We were heading just east of north and after a few hundred yards we came upon a very fine example of a stone circle known as 'The Dancers' Stone Circle.
We stopped to look at the circles and to hear some information from Norman on the Stone Circle and on the stone row immediately north of the circle. This stone row is said to be the longest stone row in Europe, let alone on Dartmoor.
Up to now the walk had been very easy, all that was now about to change. Norman pointed out that the next couple of miles were quite wet and of course tussocky and also uphill all the way.
The combination of the three made the two miles quite hard work, squelching along, uphill and more uphill as we climbed up and around Yealm Head.
As we approached the head of the Yealm there were some large peat banks exposed and care needed to be taken to avoid ending up at the bottom of one of these drops.
The group had become very fragmented as we climbed at widely differing rates up the long incline but thanks to a couple of falls, but no submissions, we did stop to eventually regroup.
Just beyond the top of Yealm Head we stopped for lunch and to enjoy the views looking down the Yealm which we would be following later in the walk.
After lunch we were off again towards the most westerly point of the walk, overlooking the clay pits.
To reach Shell Top involved more uphill to gain the high ground and then across south west to Shell Top and the panorama afforded by looking west down towards Lee Moor and the clay works spread out below us and beyond that down to Plymouth and the sea.
Shell Top certainly enables the walker to see the extent of the clay workings extending all over Lee Moor.
From Shell Top we headed south for about a half a mile along a well defined path to Penn Beacon and more superb vistas unfolded in front of us.
Having been to this western edge of the moor it was time to head back east across the moor to pick up the Yealm once again.
We descended east to cross a couple of brooks including Ford Brook which as the picture shows is close to the corner of a dry stone wall which we followed up and down for a mile as we headed east.
The dry stone wall marks the boundary transition from moorland to enclosed land.
The dry stone wall went up and down the contours and meandered as it did so, no straight wall this one.
As we followed the dry stone wall, we crossed the odd brook or two and off to our right we could see Dendles' Waste, once a wooded area but now severely deforested near the open moor.

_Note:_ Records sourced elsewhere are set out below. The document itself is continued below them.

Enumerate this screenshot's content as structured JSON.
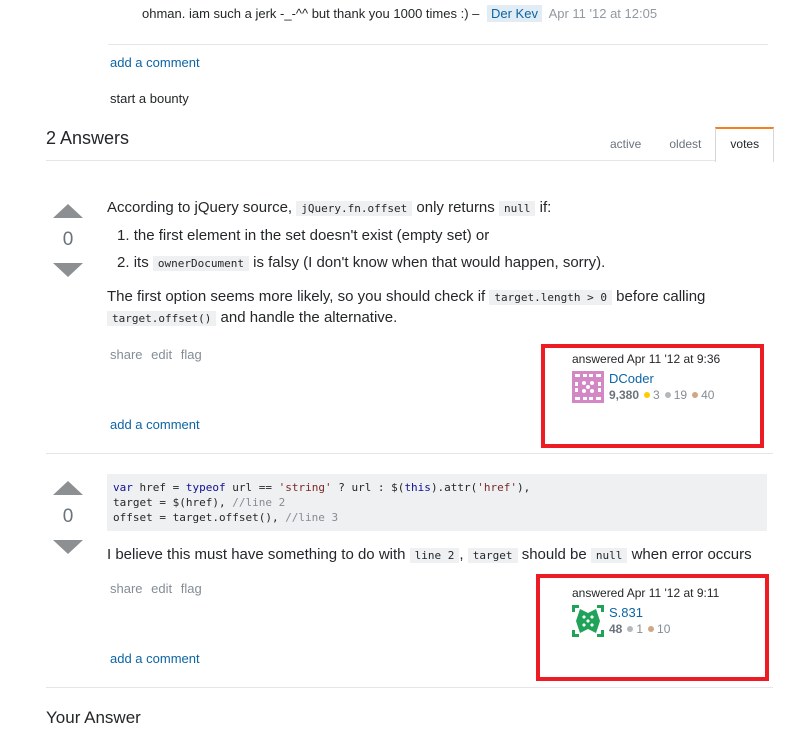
{
  "top_comment": {
    "text": "ohman. iam such a jerk -_-^^ but thank you 1000 times :) –",
    "user": "Der Kev",
    "date": "Apr 11 '12 at 12:05"
  },
  "question_footer": {
    "add_comment": "add a comment",
    "bounty": "start a bounty"
  },
  "answers_header": {
    "title": "2 Answers",
    "tabs": [
      {
        "label": "active",
        "active": false
      },
      {
        "label": "oldest",
        "active": false
      },
      {
        "label": "votes",
        "active": true
      }
    ]
  },
  "answers": [
    {
      "votes": "0",
      "intro_before": "According to jQuery source,",
      "intro_code1": "jQuery.fn.offset",
      "intro_mid": "only returns",
      "intro_code2": "null",
      "intro_after": "if:",
      "list": [
        {
          "num": "1.",
          "text": "the first element in the set doesn't exist (empty set) or"
        },
        {
          "num": "2.",
          "before": "its",
          "code": "ownerDocument",
          "after": "is falsy (I don't know when that would happen, sorry)."
        }
      ],
      "para_before": "The first option seems more likely, so you should check if",
      "para_code1": "target.length > 0",
      "para_mid": "before calling",
      "para_code2": "target.offset()",
      "para_after": "and handle the alternative.",
      "menu": [
        "share",
        "edit",
        "flag"
      ],
      "add_comment": "add a comment",
      "signature": {
        "answered": "answered Apr 11 '12 at 9:36",
        "user": "DCoder",
        "reputation": "9,380",
        "badges": [
          {
            "type": "gold",
            "count": "3",
            "color": "#ffcc01"
          },
          {
            "type": "silver",
            "count": "19",
            "color": "#b4b8bc"
          },
          {
            "type": "bronze",
            "count": "40",
            "color": "#d1a684"
          }
        ],
        "avatar_color": "#d387c5"
      }
    },
    {
      "votes": "0",
      "code_lines": [
        {
          "kw1": "var",
          "t1": " href = ",
          "kw2": "typeof",
          "t2": " url == ",
          "str1": "'string'",
          "t3": " ? url : $(",
          "kw3": "this",
          "t4": ").attr(",
          "str2": "'href'",
          "t5": "),"
        },
        {
          "t1": "target = $(href), ",
          "cm": "//line 2"
        },
        {
          "t1": "offset = target.offset(), ",
          "cm": "//line 3"
        }
      ],
      "text_before": "I believe this must have something to do with",
      "text_code1": "line 2",
      "text_sep": ",",
      "text_code2": "target",
      "text_mid": "should be",
      "text_code3": "null",
      "text_after": "when error occurs",
      "menu": [
        "share",
        "edit",
        "flag"
      ],
      "add_comment": "add a comment",
      "signature": {
        "answered": "answered Apr 11 '12 at 9:11",
        "user": "S.831",
        "reputation": "48",
        "badges": [
          {
            "type": "silver",
            "count": "1",
            "color": "#b4b8bc"
          },
          {
            "type": "bronze",
            "count": "10",
            "color": "#d1a684"
          }
        ],
        "avatar_color": "#1ea359"
      }
    }
  ],
  "your_answer": "Your Answer",
  "highlight_color": "#ed1c24"
}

After 20 mins or so we descended steeply down to the valley through which the Yealm flows down from Yealm Head.
Just upstream from where we were trying to cross the river we could see the splendid cascading waterfall known as Yealm Steps.
There is one of the better examples of waterfalls on Dartmoor.
It is quite spectacular to sit at the rocks atop the waterfall and to look down the steps and on down the valley through which the Yealm flows.
With a little bit of risk taking we all managed to get to the far side of the Yealm from where we commenced our riverside descent back towards the car park at New Waste.
Not far down the river we came across a valley leading into the Yealm through which flowed Ranny Brook.
This was yet another brook to cross which again most of us managed without too much difficulty.
We continued down alongside the Yealm with Dendles Waste across on the other side of the river and then gradually moved away from the river as we kept out of the enclosed land of Harrowthorm Plantation.
Before long at the side of the enclosed land we came to a gate leading to a path for the final few hundred yards back to the New Waste Car Park.
En route we found just one final brook to cross before we got back to the car park.
It had been an interesting walk encompassing the two rivers albeit rather wet as we climbed up and around Yealm Head and I had met yet more areas of Dartmoor I hadn't walked before.
Norman had once again managed to entertain us in a variety of ways and the double act with JR is always one worth seeing.